─── Data
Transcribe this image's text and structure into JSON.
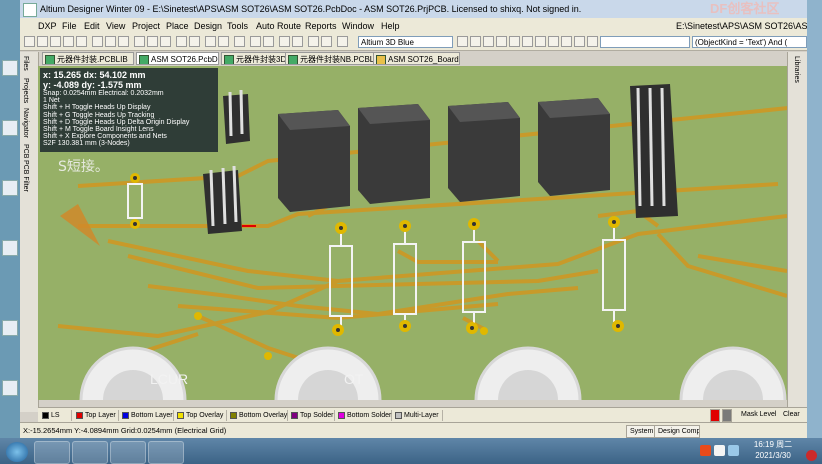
{
  "window": {
    "title": "Altium Designer Winter 09 - E:\\Sinetest\\APS\\ASM SOT26\\ASM SOT26.PcbDoc - ASM SOT26.PrjPCB. Licensed to shixq. Not signed in.",
    "watermark": "DF创客社区"
  },
  "menu": {
    "items": [
      "DXP",
      "File",
      "Edit",
      "View",
      "Project",
      "Place",
      "Design",
      "Tools",
      "Auto Route",
      "Reports",
      "Window",
      "Help"
    ],
    "path": "E:\\Sinetest\\APS\\ASM SOT26\\ASM"
  },
  "toolbar": {
    "view_mode": "Altium 3D Blue",
    "query": "(ObjectKind = 'Text') And (",
    "empty_select": ""
  },
  "tabs": [
    "元器件封装.PCBLIB",
    "ASM SOT26.PcbDoc",
    "元器件封装3D.PcbLib",
    "元器件封装NB.PCBLIB",
    "ASM SOT26_Board.Sch"
  ],
  "left_panels": [
    "Files",
    "Projects",
    "Navigator",
    "PCB",
    "PCB Filter"
  ],
  "right_panels": [
    "Libraries"
  ],
  "hud": {
    "x_line": "x: 15.265   dx: 54.102 mm",
    "y_line": "y: -4.089   dy: -1.575  mm",
    "snap": "Snap: 0.0254mm Electrical: 0.2032mm",
    "net": "1 Net",
    "shortcuts": [
      "Shift + H   Toggle Heads Up Display",
      "Shift + G   Toggle Heads Up Tracking",
      "Shift + D   Toggle Heads Up Delta Origin Display",
      "Shift + M   Toggle Board Insight Lens",
      "Shift + X   Explore Components and Nets"
    ],
    "s2f": "S2F  130.381 mm  (3-Nodes)",
    "overlay_text": "S短接。"
  },
  "board": {
    "silkscreen": [
      "LCUR",
      "OT"
    ]
  },
  "layers": [
    {
      "name": "LS",
      "color": "#000000"
    },
    {
      "name": "Top Layer",
      "color": "#e00000"
    },
    {
      "name": "Bottom Layer",
      "color": "#0000e0"
    },
    {
      "name": "Top Overlay",
      "color": "#f0e000"
    },
    {
      "name": "Bottom Overlay",
      "color": "#808000"
    },
    {
      "name": "Top Solder",
      "color": "#800080"
    },
    {
      "name": "Bottom Solder",
      "color": "#e000e0"
    },
    {
      "name": "Multi-Layer",
      "color": "#c0c0c0"
    }
  ],
  "layer_tools": [
    "Mask Level",
    "Clear"
  ],
  "status": {
    "coords": "X:-15.2654mm Y:-4.0894mm   Grid:0.0254mm   (Electrical Grid)",
    "buttons": [
      "System",
      "Design Compiler"
    ]
  },
  "taskbar": {
    "time": "16:19 周二",
    "date": "2021/3/30"
  }
}
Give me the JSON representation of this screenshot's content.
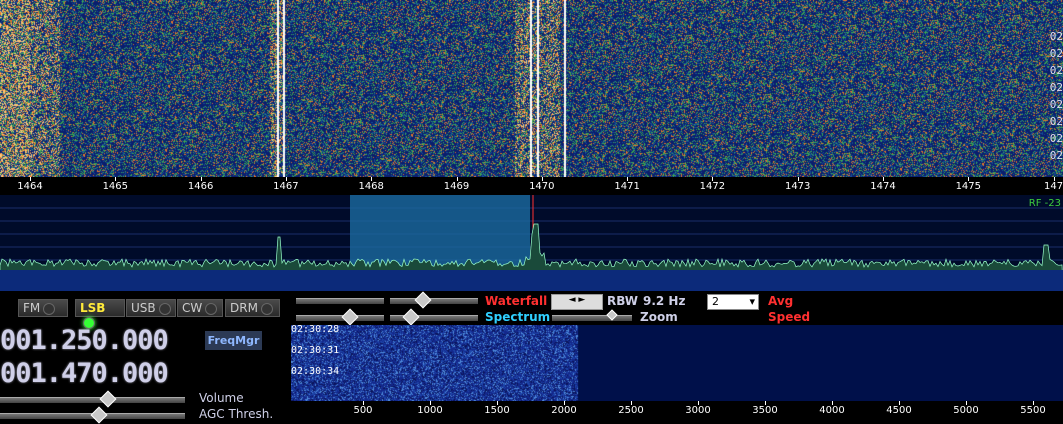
{
  "waterfall": {
    "time_labels": [
      "02",
      "02",
      "02",
      "02",
      "02",
      "02",
      "02",
      "02"
    ]
  },
  "main_axis": {
    "ticks": [
      "1464",
      "1465",
      "1466",
      "1467",
      "1468",
      "1469",
      "1470",
      "1471",
      "1472",
      "1473",
      "1474",
      "1475",
      "147"
    ]
  },
  "spectrum": {
    "rf_label": "RF -23"
  },
  "modes": [
    {
      "label": "FM",
      "active": false
    },
    {
      "label": "LSB",
      "active": true
    },
    {
      "label": "USB",
      "active": false
    },
    {
      "label": "CW",
      "active": false
    },
    {
      "label": "DRM",
      "active": false
    }
  ],
  "frequencies": {
    "vfo_a": "001.250.000",
    "vfo_b": "001.470.000",
    "freqmgr_label": "FreqMgr"
  },
  "sliders": {
    "volume_label": "Volume",
    "agc_label": "AGC Thresh."
  },
  "display_controls": {
    "waterfall_label": "Waterfall",
    "spectrum_label": "Spectrum",
    "zoom_label": "Zoom",
    "rbw_label": "RBW",
    "rbw_value": "9.2 Hz",
    "avg_value": "2",
    "avg_label": "Avg",
    "speed_label": "Speed",
    "colors": {
      "waterfall": "#ff3030",
      "spectrum": "#30d0ff",
      "avg": "#ff3030",
      "speed": "#ff3030"
    }
  },
  "audio_waterfall": {
    "time_labels": [
      "02:30:28",
      "02:30:31",
      "02:30:34"
    ],
    "axis_ticks": [
      "500",
      "1000",
      "1500",
      "2000",
      "2500",
      "3000",
      "3500",
      "4000",
      "4500",
      "5000",
      "5500"
    ]
  }
}
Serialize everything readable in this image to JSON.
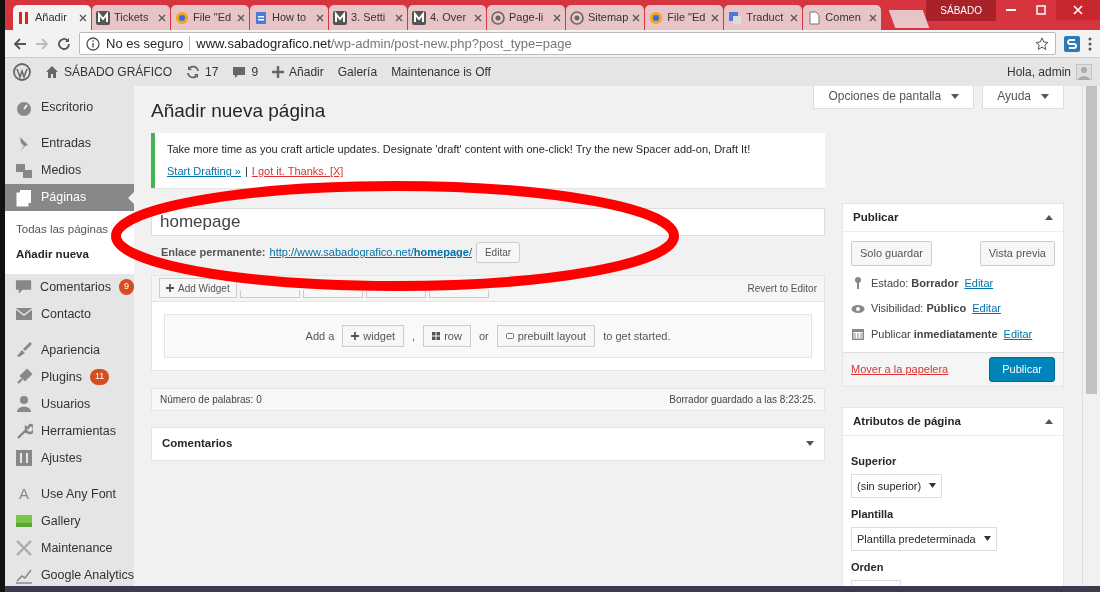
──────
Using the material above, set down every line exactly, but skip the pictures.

-- Result --
Transcribe this image's text and structure into JSON.
{
  "window": {
    "title": "Altium Designer Winter 09 - E:\\Sinetest\\APS\\ASM SOT26\\ASM SOT26.PcbDoc - ASM SOT26.PrjPCB. Licensed to shixq. Not signed in.",
    "watermark": "DF创客社区"
  },
  "menu": {
    "items": [
      "DXP",
      "File",
      "Edit",
      "View",
      "Project",
      "Place",
      "Design",
      "Tools",
      "Auto Route",
      "Reports",
      "Window",
      "Help"
    ],
    "path": "E:\\Sinetest\\APS\\ASM SOT26\\ASM"
  },
  "toolbar": {
    "view_mode": "Altium 3D Blue",
    "query": "(ObjectKind = 'Text') And (",
    "empty_select": ""
  },
  "tabs": [
    "元器件封装.PCBLIB",
    "ASM SOT26.PcbDoc",
    "元器件封装3D.PcbLib",
    "元器件封装NB.PCBLIB",
    "ASM SOT26_Board.Sch"
  ],
  "left_panels": [
    "Files",
    "Projects",
    "Navigator",
    "PCB",
    "PCB Filter"
  ],
  "right_panels": [
    "Libraries"
  ],
  "hud": {
    "x_line": "x: 15.265   dx: 54.102 mm",
    "y_line": "y: -4.089   dy: -1.575  mm",
    "snap": "Snap: 0.0254mm Electrical: 0.2032mm",
    "net": "1 Net",
    "shortcuts": [
      "Shift + H   Toggle Heads Up Display",
      "Shift + G   Toggle Heads Up Tracking",
      "Shift + D   Toggle Heads Up Delta Origin Display",
      "Shift + M   Toggle Board Insight Lens",
      "Shift + X   Explore Components and Nets"
    ],
    "s2f": "S2F  130.381 mm  (3-Nodes)",
    "overlay_text": "S短接。"
  },
  "board": {
    "silkscreen": [
      "LCUR",
      "OT"
    ]
  },
  "layers": [
    {
      "name": "LS",
      "color": "#000000"
    },
    {
      "name": "Top Layer",
      "color": "#e00000"
    },
    {
      "name": "Bottom Layer",
      "color": "#0000e0"
    },
    {
      "name": "Top Overlay",
      "color": "#f0e000"
    },
    {
      "name": "Bottom Overlay",
      "color": "#808000"
    },
    {
      "name": "Top Solder",
      "color": "#800080"
    },
    {
      "name": "Bottom Solder",
      "color": "#e000e0"
    },
    {
      "name": "Multi-Layer",
      "color": "#c0c0c0"
    }
  ],
  "layer_tools": [
    "Mask Level",
    "Clear"
  ],
  "status": {
    "coords": "X:-15.2654mm Y:-4.0894mm   Grid:0.0254mm   (Electrical Grid)",
    "buttons": [
      "System",
      "Design Compiler"
    ]
  },
  "taskbar": {
    "time": "16:19 周二",
    "date": "2021/3/30"
  }
}
Give me the JSON representation of this screenshot's content.
{
  "waterfall": {
    "time_labels": [
      "02",
      "02",
      "02",
      "02",
      "02",
      "02",
      "02",
      "02"
    ]
  },
  "main_axis": {
    "ticks": [
      "1464",
      "1465",
      "1466",
      "1467",
      "1468",
      "1469",
      "1470",
      "1471",
      "1472",
      "1473",
      "1474",
      "1475",
      "147"
    ]
  },
  "spectrum": {
    "rf_label": "RF -23"
  },
  "modes": [
    {
      "label": "FM",
      "active": false
    },
    {
      "label": "LSB",
      "active": true
    },
    {
      "label": "USB",
      "active": false
    },
    {
      "label": "CW",
      "active": false
    },
    {
      "label": "DRM",
      "active": false
    }
  ],
  "frequencies": {
    "vfo_a": "001.250.000",
    "vfo_b": "001.470.000",
    "freqmgr_label": "FreqMgr"
  },
  "sliders": {
    "volume_label": "Volume",
    "agc_label": "AGC Thresh."
  },
  "display_controls": {
    "waterfall_label": "Waterfall",
    "spectrum_label": "Spectrum",
    "zoom_label": "Zoom",
    "rbw_label": "RBW",
    "rbw_value": "9.2 Hz",
    "avg_value": "2",
    "avg_label": "Avg",
    "speed_label": "Speed",
    "colors": {
      "waterfall": "#ff3030",
      "spectrum": "#30d0ff",
      "avg": "#ff3030",
      "speed": "#ff3030"
    }
  },
  "audio_waterfall": {
    "time_labels": [
      "02:30:28",
      "02:30:31",
      "02:30:34"
    ],
    "axis_ticks": [
      "500",
      "1000",
      "1500",
      "2000",
      "2500",
      "3000",
      "3500",
      "4000",
      "4500",
      "5000",
      "5500"
    ]
  }
}
Serialize everything readable in this image to JSON.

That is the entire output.